Primary atomization and drop size characteristics are presented for a fuel injector which has been modified to electrically charge dielectrics such as hydrocarbon liquids used in the transport industry. Global spray characteristics are discussed for a conventional low-pressure fuel injector with no electrostatic assistance alongside the electrostatically modified version, where the latter may also be referred to as a fully pulsed charge injection atomizer. The atomizer is a novel device that consists of sealed high-voltage components retrofitted onto an existing fuel injector as described in Kourmatzis and Shrimpton, Journal of Electrostatics, vol. 69, pp. 157-167 (2012). Experiments conducted with continuous pulsed frequencies ranging from 1-20 Hz at average injection velocities of approximately 10 m/s up to an applied voltage of 4 kV reveal that supplying a pulsed electric charge on a pulsed flow succesfully promotes primary atomization and dispersion. In addition to continuous pulsing, single voltage pulses have been applied to the fuel injector solenoid and high-voltage electrode, at pulse widths down to 5 ms. Localized jet breakup images have revealed the time taken for a small electrically charged dielectric liquid fuel packet to atomize into droplets over a range of voltages, and, as with previous work conducted for pulsed voltage steady flow systems, frequency has no measurable effect on the atomization characteristics of pulsed flow pulsed voltage systems. Particle digital image analysis was employed in order to determine the drop sizes produced by the electrostatically modified fuel injector, and, while atomization is poor at locations close to the breakup length, droplet sizes of half the orifice diameter may be achieved with only <2 mW of electrical power.
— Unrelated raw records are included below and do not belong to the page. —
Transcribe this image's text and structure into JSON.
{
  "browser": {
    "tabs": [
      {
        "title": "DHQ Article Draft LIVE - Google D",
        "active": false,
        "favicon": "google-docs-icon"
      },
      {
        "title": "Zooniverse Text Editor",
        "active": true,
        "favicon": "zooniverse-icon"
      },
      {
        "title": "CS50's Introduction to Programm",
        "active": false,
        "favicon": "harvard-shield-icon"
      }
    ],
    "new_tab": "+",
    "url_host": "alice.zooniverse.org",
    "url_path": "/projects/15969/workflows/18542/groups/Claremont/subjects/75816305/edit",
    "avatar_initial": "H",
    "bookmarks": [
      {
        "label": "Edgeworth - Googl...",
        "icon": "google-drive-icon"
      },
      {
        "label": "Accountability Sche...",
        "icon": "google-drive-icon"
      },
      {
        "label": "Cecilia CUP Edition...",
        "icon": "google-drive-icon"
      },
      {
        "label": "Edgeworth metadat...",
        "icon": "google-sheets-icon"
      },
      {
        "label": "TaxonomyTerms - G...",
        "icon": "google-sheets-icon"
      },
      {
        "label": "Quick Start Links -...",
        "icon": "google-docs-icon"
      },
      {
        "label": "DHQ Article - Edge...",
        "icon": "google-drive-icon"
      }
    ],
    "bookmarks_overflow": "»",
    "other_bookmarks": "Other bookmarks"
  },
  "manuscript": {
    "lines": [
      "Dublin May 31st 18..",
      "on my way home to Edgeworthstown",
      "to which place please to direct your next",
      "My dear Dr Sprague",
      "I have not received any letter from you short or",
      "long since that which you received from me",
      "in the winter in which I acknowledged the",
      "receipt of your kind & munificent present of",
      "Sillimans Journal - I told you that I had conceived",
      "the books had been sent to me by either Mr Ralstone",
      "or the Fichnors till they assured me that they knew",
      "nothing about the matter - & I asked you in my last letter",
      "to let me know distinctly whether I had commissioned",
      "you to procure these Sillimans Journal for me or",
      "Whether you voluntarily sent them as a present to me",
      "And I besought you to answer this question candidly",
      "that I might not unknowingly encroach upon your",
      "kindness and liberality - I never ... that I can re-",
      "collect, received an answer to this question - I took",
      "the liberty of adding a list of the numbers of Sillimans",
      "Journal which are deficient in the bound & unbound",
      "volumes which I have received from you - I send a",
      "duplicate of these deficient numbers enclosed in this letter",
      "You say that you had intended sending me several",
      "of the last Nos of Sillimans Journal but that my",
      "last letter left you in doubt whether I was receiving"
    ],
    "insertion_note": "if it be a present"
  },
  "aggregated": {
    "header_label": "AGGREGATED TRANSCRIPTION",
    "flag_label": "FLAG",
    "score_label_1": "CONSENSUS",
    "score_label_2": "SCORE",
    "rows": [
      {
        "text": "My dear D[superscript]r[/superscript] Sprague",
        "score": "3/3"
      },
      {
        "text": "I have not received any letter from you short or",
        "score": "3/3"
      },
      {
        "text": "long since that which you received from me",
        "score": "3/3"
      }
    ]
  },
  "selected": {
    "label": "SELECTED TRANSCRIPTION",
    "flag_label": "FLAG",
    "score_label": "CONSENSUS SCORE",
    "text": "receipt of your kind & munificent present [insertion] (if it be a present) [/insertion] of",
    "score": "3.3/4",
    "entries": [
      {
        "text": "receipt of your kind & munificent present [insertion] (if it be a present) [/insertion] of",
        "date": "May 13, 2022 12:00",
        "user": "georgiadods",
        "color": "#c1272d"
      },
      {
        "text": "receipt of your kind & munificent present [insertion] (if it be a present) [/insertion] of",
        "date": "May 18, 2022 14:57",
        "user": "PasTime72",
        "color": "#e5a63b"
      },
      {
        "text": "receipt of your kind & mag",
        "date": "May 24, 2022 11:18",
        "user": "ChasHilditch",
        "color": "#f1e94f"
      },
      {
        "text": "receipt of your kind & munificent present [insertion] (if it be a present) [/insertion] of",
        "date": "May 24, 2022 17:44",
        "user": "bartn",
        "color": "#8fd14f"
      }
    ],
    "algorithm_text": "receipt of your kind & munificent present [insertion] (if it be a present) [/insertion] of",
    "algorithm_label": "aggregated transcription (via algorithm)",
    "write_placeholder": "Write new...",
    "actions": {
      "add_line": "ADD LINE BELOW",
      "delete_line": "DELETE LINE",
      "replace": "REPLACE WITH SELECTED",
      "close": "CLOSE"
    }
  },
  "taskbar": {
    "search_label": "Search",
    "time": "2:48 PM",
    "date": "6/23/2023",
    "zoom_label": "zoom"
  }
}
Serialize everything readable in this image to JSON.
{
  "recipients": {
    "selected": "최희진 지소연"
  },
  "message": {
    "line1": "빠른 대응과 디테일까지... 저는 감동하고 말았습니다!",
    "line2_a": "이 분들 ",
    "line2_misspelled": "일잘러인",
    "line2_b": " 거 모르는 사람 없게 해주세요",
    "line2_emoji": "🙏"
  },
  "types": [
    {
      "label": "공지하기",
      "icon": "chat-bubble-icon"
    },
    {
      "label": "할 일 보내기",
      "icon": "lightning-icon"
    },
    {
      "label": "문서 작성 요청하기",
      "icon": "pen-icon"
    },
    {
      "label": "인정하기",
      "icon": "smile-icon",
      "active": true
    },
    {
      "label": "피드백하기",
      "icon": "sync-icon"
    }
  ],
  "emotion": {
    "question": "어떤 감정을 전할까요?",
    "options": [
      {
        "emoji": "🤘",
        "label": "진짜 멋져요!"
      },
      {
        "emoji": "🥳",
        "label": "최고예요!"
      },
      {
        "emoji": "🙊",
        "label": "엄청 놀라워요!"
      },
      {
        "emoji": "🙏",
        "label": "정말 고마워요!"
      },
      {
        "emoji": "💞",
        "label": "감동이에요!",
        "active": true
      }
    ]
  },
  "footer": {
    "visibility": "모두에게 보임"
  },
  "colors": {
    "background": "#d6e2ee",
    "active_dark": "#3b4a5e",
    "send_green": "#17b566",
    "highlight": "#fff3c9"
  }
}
|Number of pages||20|
|Journal||Atomization and Sprays|
|Publication status||Published - 2012|